His experience with what we are told are all-too-common disappearances of children is less reassuring than deeply, queasily unsettling.
Regular Tablet readers know that I loathe most Holocaust media for kids: apps that are flippant or misguided; slim, pornographically violent volumes of poetry featuring mental monologues by bloodthirsty Nazis; richly illustrated fables queasily blending history and legend; wide-eyed, manipulative middle-grade weepies; YA novels using the Holocaust as a jumping-off point for teen shapeshifter fantasy.
Even Clinton's own staff was queasily bemused by that one.

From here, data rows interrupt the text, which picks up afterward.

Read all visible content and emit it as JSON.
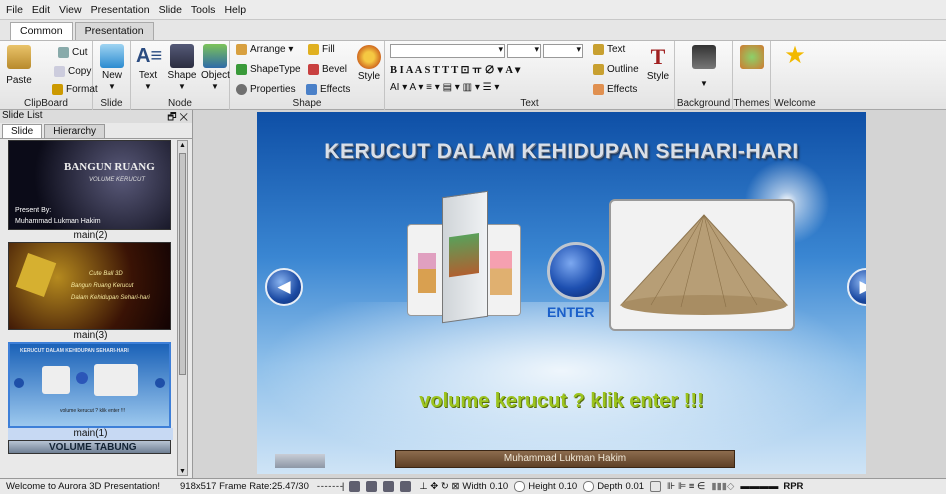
{
  "menu": [
    "File",
    "Edit",
    "View",
    "Presentation",
    "Slide",
    "Tools",
    "Help"
  ],
  "ribbon_tabs": [
    {
      "label": "Common",
      "active": true
    },
    {
      "label": "Presentation",
      "active": false
    }
  ],
  "clipboard": {
    "paste": "Paste",
    "cut": "Cut",
    "copy": "Copy",
    "format": "Format",
    "group": "ClipBoard"
  },
  "slide_grp": {
    "new": "New",
    "group": "Slide"
  },
  "node": {
    "text": "Text",
    "shape": "Shape",
    "object": "Object",
    "group": "Node"
  },
  "shape_grp": {
    "arrange": "Arrange",
    "fill": "Fill",
    "shapetype": "ShapeType",
    "bevel": "Bevel",
    "properties": "Properties",
    "effects": "Effects",
    "style": "Style",
    "group": "Shape"
  },
  "text_grp": {
    "format_row": "B  I  A  A  S  T  T  T  ⊡  ㅠ  ∅ ▾ A ▾",
    "row3": "AI ▾ A ▾ ≡ ▾ ▤ ▾ ▥ ▾ ☰ ▾",
    "text": "Text",
    "outline": "Outline",
    "effects": "Effects",
    "style": "Style",
    "group": "Text"
  },
  "right_grp": {
    "background": "Background",
    "themes": "Themes",
    "welcome": "Welcome"
  },
  "panel": {
    "title": "Slide List",
    "close": "🗗 ✕",
    "tabs": [
      "Slide",
      "Hierarchy"
    ]
  },
  "thumbs": [
    {
      "caption": "main(2)",
      "t1": "BANGUN RUANG",
      "t2": "VOLUME KERUCUT",
      "t3": "Present By:",
      "t4": "Muhammad Lukman Hakim"
    },
    {
      "caption": "main(3)",
      "t1": "Cute Ball 3D",
      "t2": "Bangun Ruang Kerucut",
      "t3": "Dalam Kehidupan Sehari-hari"
    },
    {
      "caption": "main(1)",
      "t1": "KERUCUT DALAM KEHIDUPAN SEHARI-HARI",
      "t2": "volume kerucut ? klik enter !!!"
    },
    {
      "caption": "",
      "t1": "VOLUME TABUNG"
    }
  ],
  "slide": {
    "title": "KERUCUT DALAM KEHIDUPAN SEHARI-HARI",
    "enter": "ENTER",
    "prompt": "volume kerucut ? klik enter !!!",
    "author": "Muhammad Lukman Hakim"
  },
  "status": {
    "welcome": "Welcome to Aurora 3D Presentation!",
    "info": "918x517 Frame Rate:25.47/30",
    "width_label": "Width",
    "width_val": "0.10",
    "height_label": "Height",
    "height_val": "0.10",
    "depth_label": "Depth",
    "depth_val": "0.01",
    "tail": "RPR"
  }
}
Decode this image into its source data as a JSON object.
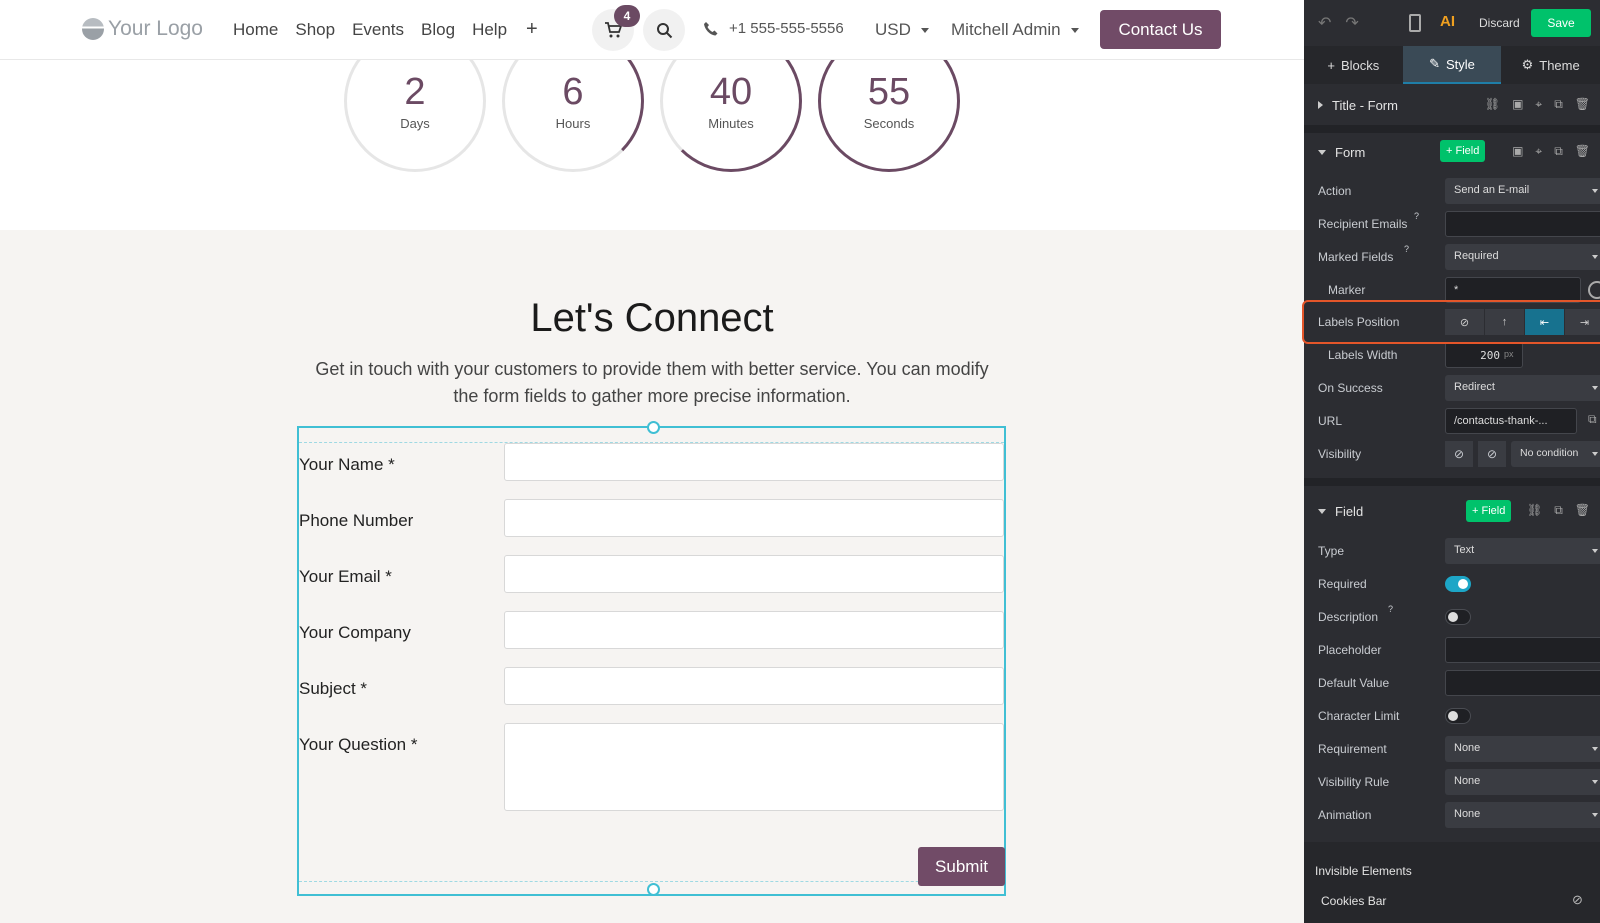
{
  "nav": {
    "logo": "Your Logo",
    "links": [
      "Home",
      "Shop",
      "Events",
      "Blog",
      "Help"
    ],
    "plus": "+",
    "cart_count": "4",
    "phone": "+1 555-555-5556",
    "currency": "USD",
    "user": "Mitchell Admin",
    "contact": "Contact Us"
  },
  "countdown": [
    {
      "value": "2",
      "unit": "Days"
    },
    {
      "value": "6",
      "unit": "Hours"
    },
    {
      "value": "40",
      "unit": "Minutes"
    },
    {
      "value": "55",
      "unit": "Seconds"
    }
  ],
  "section": {
    "title": "Let's Connect",
    "subtitle": "Get in touch with your customers to provide them with better service. You can modify the form fields to gather more precise information."
  },
  "form": {
    "fields": [
      "Your Name *",
      "Phone Number",
      "Your Email *",
      "Your Company",
      "Subject *",
      "Your Question *"
    ],
    "submit": "Submit"
  },
  "panel": {
    "discard": "Discard",
    "save": "Save",
    "ai": "AI",
    "tabs": [
      "Blocks",
      "Style",
      "Theme"
    ],
    "title_form": "Title - Form",
    "form_section": "Form",
    "add_field": "+ Field",
    "form_rows": {
      "action_label": "Action",
      "action_value": "Send an E-mail",
      "recipient_label": "Recipient Emails",
      "help": "?",
      "marked_label": "Marked Fields",
      "marked_value": "Required",
      "marker_label": "Marker",
      "marker_value": "*",
      "labels_position_label": "Labels Position",
      "labels_width_label": "Labels Width",
      "labels_width_value": "200",
      "labels_width_unit": "px",
      "on_success_label": "On Success",
      "on_success_value": "Redirect",
      "url_label": "URL",
      "url_value": "/contactus-thank-...",
      "visibility_label": "Visibility",
      "visibility_value": "No condition"
    },
    "field_section": "Field",
    "field_rows": {
      "type_label": "Type",
      "type_value": "Text",
      "required_label": "Required",
      "description_label": "Description",
      "placeholder_label": "Placeholder",
      "default_label": "Default Value",
      "char_limit_label": "Character Limit",
      "requirement_label": "Requirement",
      "requirement_value": "None",
      "vis_rule_label": "Visibility Rule",
      "vis_rule_value": "None",
      "animation_label": "Animation",
      "animation_value": "None"
    },
    "invisible_title": "Invisible Elements",
    "cookies": "Cookies Bar"
  }
}
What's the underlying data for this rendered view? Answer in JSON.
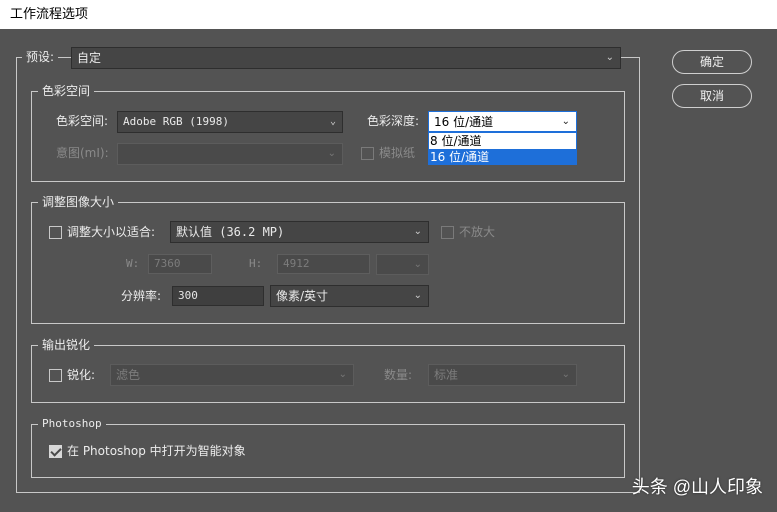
{
  "window": {
    "title": "工作流程选项"
  },
  "preset": {
    "label": "预设:",
    "value": "自定"
  },
  "buttons": {
    "ok": "确定",
    "cancel": "取消"
  },
  "color_space_group": {
    "legend": "色彩空间",
    "space_label": "色彩空间:",
    "space_value": "Adobe RGB (1998)",
    "depth_label": "色彩深度:",
    "depth_value": "16 位/通道",
    "depth_options": [
      "8 位/通道",
      "16 位/通道"
    ],
    "depth_selected_index": 1,
    "intent_label": "意图(mI):",
    "intent_value": "",
    "simulate_label": "模拟纸"
  },
  "resize_group": {
    "legend": "调整图像大小",
    "fit_label": "调整大小以适合:",
    "fit_value": "默认值 (36.2 MP)",
    "fit_checked": false,
    "no_enlarge_label": "不放大",
    "w_label": "W:",
    "w_value": "7360",
    "h_label": "H:",
    "h_value": "4912",
    "unit_value": "",
    "resolution_label": "分辨率:",
    "resolution_value": "300",
    "resolution_unit": "像素/英寸"
  },
  "sharpen_group": {
    "legend": "输出锐化",
    "sharpen_label": "锐化:",
    "sharpen_checked": false,
    "sharpen_value": "滤色",
    "amount_label": "数量:",
    "amount_value": "标准"
  },
  "photoshop_group": {
    "legend": "Photoshop",
    "smart_object_label": "在 Photoshop 中打开为智能对象",
    "smart_object_checked": true
  },
  "watermark": "头条 @山人印象"
}
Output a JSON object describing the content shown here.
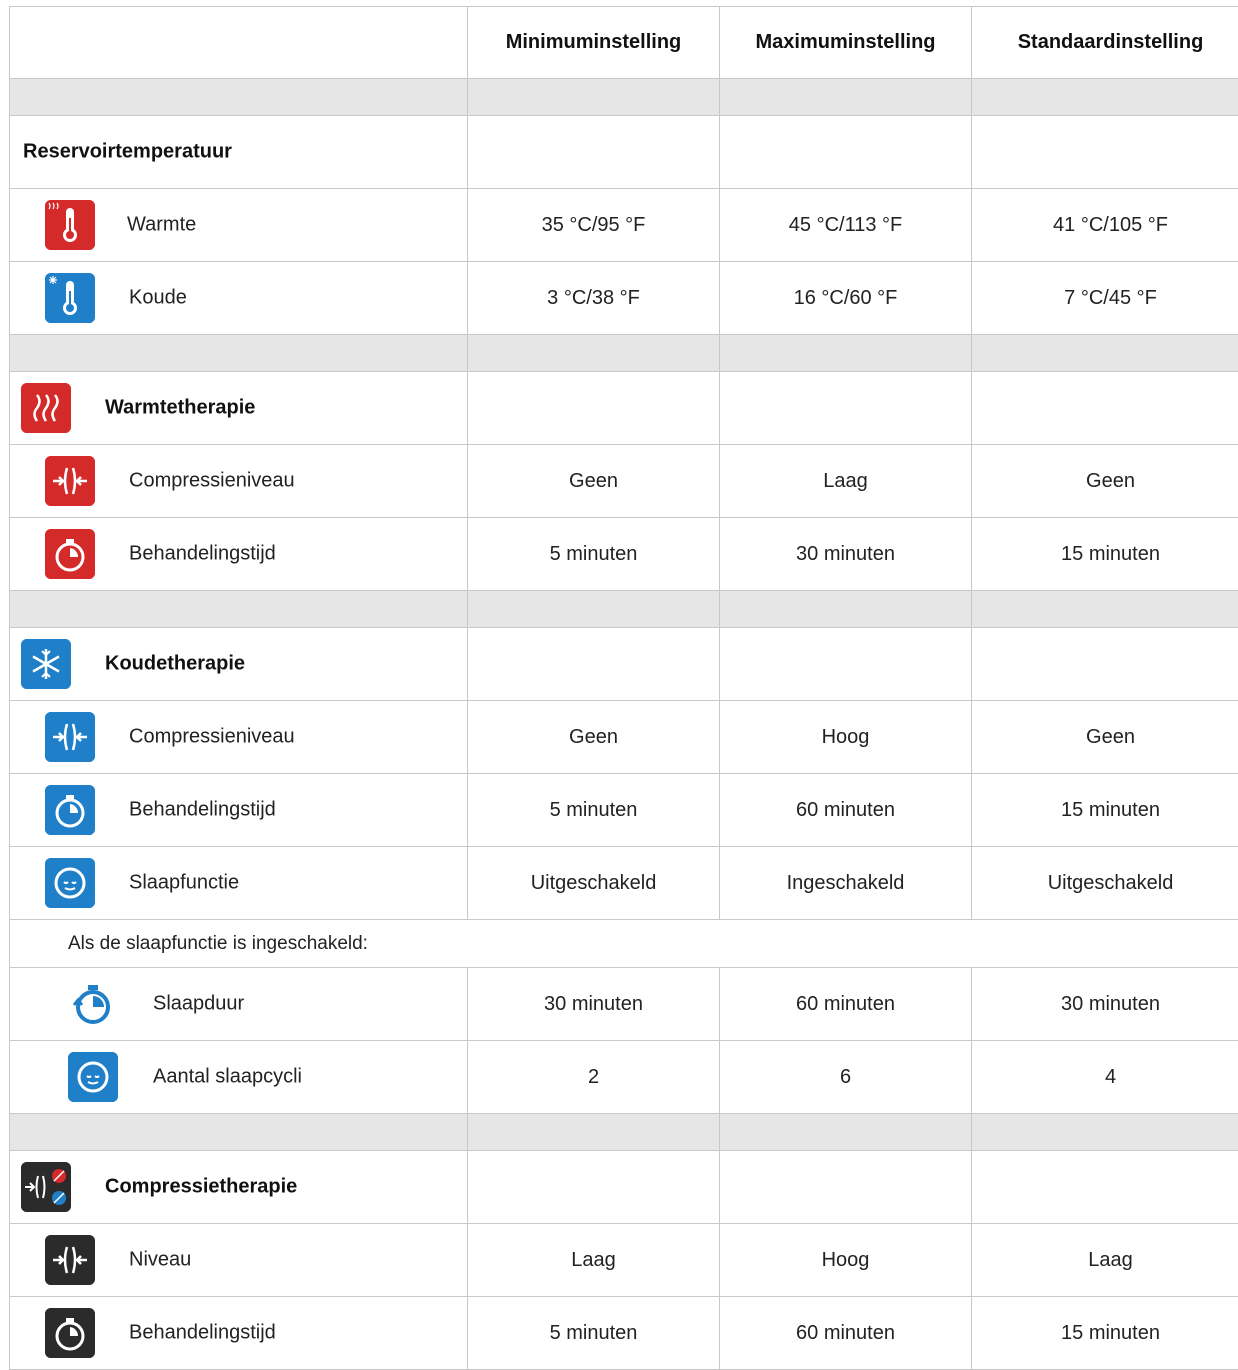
{
  "header": {
    "col_min": "Minimuminstelling",
    "col_max": "Maximuminstelling",
    "col_std": "Standaardinstelling"
  },
  "reservoir": {
    "title": "Reservoirtemperatuur",
    "warm": {
      "label": "Warmte",
      "min": "35 °C/95 °F",
      "max": "45 °C/113 °F",
      "std": "41 °C/105 °F",
      "icon": "heat-thermometer-icon"
    },
    "cold": {
      "label": "Koude",
      "min": "3 °C/38 °F",
      "max": "16 °C/60 °F",
      "std": "7 °C/45 °F",
      "icon": "cold-thermometer-icon"
    }
  },
  "heat_therapy": {
    "title": "Warmtetherapie",
    "icon": "heat-waves-icon",
    "compression": {
      "label": "Compressieniveau",
      "min": "Geen",
      "max": "Laag",
      "std": "Geen"
    },
    "time": {
      "label": "Behandelingstijd",
      "min": "5 minuten",
      "max": "30 minuten",
      "std": "15 minuten"
    }
  },
  "cold_therapy": {
    "title": "Koudetherapie",
    "icon": "snowflake-icon",
    "compression": {
      "label": "Compressieniveau",
      "min": "Geen",
      "max": "Hoog",
      "std": "Geen"
    },
    "time": {
      "label": "Behandelingstijd",
      "min": "5 minuten",
      "max": "60 minuten",
      "std": "15 minuten"
    },
    "sleep": {
      "label": "Slaapfunctie",
      "min": "Uitgeschakeld",
      "max": "Ingeschakeld",
      "std": "Uitgeschakeld"
    },
    "note": "Als de slaapfunctie is ingeschakeld:",
    "sleep_duration": {
      "label": "Slaapduur",
      "min": "30 minuten",
      "max": "60 minuten",
      "std": "30 minuten"
    },
    "sleep_cycles": {
      "label": "Aantal slaapcycli",
      "min": "2",
      "max": "6",
      "std": "4"
    }
  },
  "compression_therapy": {
    "title": "Compressietherapie",
    "icon": "compression-therapy-icon",
    "level": {
      "label": "Niveau",
      "min": "Laag",
      "max": "Hoog",
      "std": "Laag"
    },
    "time": {
      "label": "Behandelingstijd",
      "min": "5 minuten",
      "max": "60 minuten",
      "std": "15 minuten"
    }
  },
  "colors": {
    "heat_red": "#d42a2a",
    "cold_blue": "#1f7fc9",
    "compression_black": "#2b2b2b",
    "border": "#c8c8c8",
    "spacer": "#e6e6e6"
  }
}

33 PREVENGE (2016) Shot in and around Cardiff, comic actress Alice Lowe's dark pre-natal horror - a pregnant woman becomes convinced her unborn child is commanding her to kill - walks the same queasily funny tightrope as her other best-known role as a murderous caravaner in Ben Wheatley's Sightseers.
Performed by the Children of Paul's, a company which drew actors from the cathedral choir and performed within the cathedral precinct itself, at the heart of Anglican power structures, the play touches on the Plot in ways that have a queasily comic resonance.
Because Atkins so skillfully conjures scenarios that are relatively commonplace, the shock when he abruptly summons scenes of violence and catastrophe--dismemberments minor and major, outlandish encounters with objects and bodily substances queasily sloshing around in baggage bins, the wholesale disappearance of a house into a fathomless hell maw--is all the more vivid.
Certainly, what he said, as quoted here, reads rather queasily today, in an age when we are much more guarded than in Greene's time in what we say about pedophilia.
In the UK, the reviewer in the Telegraph also drew attention to the fact that Silva's "nicotine hair flops queasily over his forehead in a way that calls to mind Julian Assange," suggesting that this engagement with the theme of "cyber-terrorism" made Skyfall "a Bond film for the Anonymous generation" (Collin 2012).
Charting the love story of a mentally challenged man and a woman afflicted with cerebral palsy, "Dirty Romance" visualizes their biological needs and vulnerability to sexual abuse In a queasily graphic manner.
Queasily pitched between Westlife and Snow Patrol, the third single from Kodaline's second album Coming Up For Air is unlikely to arrest the chart decline of the guys from Dublin.
In one queasily funny scene, the men who torment Marjorie during her exorcism refuse to believe that she can be possessed by a female demon.
In the right hands this could all feel queasily unreal, but it ended up feeling utterly unbelievable.